(Recorded data)

- Opening Delimiter -

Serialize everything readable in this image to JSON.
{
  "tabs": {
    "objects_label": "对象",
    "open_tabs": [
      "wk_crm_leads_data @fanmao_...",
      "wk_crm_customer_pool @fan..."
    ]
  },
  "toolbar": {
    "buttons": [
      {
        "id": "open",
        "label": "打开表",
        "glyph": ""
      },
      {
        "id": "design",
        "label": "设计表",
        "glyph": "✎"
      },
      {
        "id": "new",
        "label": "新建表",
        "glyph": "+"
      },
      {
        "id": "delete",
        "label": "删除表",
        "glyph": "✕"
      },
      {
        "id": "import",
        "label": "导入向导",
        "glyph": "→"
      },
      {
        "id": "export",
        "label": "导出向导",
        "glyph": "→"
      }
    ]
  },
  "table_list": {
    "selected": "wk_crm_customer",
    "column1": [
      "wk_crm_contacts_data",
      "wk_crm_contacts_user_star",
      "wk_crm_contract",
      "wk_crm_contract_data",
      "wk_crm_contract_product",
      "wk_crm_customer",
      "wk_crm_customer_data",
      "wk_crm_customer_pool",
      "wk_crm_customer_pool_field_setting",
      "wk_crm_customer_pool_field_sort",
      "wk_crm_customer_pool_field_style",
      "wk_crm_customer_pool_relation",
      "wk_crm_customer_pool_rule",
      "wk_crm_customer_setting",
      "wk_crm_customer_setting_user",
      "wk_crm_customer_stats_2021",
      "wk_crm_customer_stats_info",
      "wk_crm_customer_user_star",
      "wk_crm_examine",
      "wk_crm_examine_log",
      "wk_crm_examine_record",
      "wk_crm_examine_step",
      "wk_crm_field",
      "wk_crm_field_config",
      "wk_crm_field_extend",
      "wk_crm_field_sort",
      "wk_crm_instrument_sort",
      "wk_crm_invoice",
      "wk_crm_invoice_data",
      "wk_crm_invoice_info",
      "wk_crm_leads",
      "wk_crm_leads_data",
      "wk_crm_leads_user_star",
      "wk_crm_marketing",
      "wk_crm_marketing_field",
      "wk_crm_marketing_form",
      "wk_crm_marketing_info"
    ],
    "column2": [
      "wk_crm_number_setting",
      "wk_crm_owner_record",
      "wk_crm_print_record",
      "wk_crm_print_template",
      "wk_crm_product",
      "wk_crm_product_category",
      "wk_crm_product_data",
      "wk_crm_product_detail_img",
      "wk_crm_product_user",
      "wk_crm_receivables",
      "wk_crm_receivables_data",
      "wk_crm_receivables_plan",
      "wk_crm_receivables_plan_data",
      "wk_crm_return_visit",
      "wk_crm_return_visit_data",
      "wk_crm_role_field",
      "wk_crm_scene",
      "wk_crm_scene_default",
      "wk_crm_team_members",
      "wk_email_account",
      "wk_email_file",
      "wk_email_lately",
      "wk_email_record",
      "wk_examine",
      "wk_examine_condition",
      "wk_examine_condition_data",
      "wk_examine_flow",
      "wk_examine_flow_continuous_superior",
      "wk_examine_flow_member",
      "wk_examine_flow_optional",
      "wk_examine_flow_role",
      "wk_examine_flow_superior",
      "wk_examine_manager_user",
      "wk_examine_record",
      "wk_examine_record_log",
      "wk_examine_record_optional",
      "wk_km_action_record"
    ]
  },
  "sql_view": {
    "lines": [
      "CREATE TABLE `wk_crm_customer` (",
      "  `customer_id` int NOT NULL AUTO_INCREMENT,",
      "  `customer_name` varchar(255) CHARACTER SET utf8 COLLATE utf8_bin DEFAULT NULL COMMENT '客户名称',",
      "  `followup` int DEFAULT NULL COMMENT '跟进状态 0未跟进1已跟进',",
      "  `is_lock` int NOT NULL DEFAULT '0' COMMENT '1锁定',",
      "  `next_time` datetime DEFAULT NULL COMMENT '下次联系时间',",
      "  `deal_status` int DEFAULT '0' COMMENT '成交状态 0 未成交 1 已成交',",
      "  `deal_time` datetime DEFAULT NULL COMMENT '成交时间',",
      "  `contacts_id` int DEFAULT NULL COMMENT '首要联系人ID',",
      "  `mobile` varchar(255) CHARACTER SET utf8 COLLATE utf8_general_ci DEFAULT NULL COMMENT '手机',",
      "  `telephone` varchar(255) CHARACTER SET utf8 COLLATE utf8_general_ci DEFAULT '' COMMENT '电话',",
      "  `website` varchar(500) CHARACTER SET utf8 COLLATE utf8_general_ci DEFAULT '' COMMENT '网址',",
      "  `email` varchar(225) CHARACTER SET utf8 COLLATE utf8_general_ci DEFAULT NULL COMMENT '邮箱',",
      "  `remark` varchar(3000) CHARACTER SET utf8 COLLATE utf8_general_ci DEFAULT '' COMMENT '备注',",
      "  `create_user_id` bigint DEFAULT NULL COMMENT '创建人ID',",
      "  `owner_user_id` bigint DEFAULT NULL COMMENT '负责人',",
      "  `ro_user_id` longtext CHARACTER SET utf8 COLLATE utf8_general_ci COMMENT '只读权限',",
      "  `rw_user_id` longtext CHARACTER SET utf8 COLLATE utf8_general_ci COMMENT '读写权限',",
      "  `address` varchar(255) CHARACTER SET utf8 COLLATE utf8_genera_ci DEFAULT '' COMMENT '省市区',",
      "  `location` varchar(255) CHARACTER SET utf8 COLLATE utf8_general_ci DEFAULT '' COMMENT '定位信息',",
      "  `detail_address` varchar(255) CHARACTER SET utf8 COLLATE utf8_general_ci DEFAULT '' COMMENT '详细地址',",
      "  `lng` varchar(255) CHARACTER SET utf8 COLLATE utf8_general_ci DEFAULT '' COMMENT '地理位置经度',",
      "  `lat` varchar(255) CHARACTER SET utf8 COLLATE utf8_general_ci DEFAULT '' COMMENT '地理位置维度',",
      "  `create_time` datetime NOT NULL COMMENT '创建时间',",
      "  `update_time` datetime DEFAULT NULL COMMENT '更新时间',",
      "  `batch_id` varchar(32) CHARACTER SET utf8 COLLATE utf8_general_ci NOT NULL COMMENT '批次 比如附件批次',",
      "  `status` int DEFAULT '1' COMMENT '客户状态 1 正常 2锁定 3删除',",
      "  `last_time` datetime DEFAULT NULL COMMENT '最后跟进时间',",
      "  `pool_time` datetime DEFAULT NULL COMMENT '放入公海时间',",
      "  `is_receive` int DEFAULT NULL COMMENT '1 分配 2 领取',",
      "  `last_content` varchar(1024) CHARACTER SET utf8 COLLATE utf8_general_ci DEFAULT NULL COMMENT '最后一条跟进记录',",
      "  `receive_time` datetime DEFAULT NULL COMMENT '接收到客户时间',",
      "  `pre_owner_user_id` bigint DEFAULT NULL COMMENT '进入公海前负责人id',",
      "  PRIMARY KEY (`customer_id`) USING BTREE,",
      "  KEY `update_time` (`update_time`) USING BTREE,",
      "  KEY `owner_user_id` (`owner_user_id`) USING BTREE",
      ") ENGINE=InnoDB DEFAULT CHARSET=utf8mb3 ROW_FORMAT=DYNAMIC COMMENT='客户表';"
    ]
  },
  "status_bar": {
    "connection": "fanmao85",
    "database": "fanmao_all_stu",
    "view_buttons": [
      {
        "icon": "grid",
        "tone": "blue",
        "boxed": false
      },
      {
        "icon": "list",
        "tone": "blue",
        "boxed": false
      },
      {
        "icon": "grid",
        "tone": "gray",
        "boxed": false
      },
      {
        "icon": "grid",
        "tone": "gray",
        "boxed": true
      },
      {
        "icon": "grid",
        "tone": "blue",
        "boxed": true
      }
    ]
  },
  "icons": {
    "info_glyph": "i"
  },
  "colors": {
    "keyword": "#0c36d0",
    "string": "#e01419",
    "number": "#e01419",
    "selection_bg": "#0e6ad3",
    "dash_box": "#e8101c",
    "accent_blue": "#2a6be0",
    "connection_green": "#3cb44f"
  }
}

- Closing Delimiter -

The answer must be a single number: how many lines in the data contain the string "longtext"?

Written answer: 2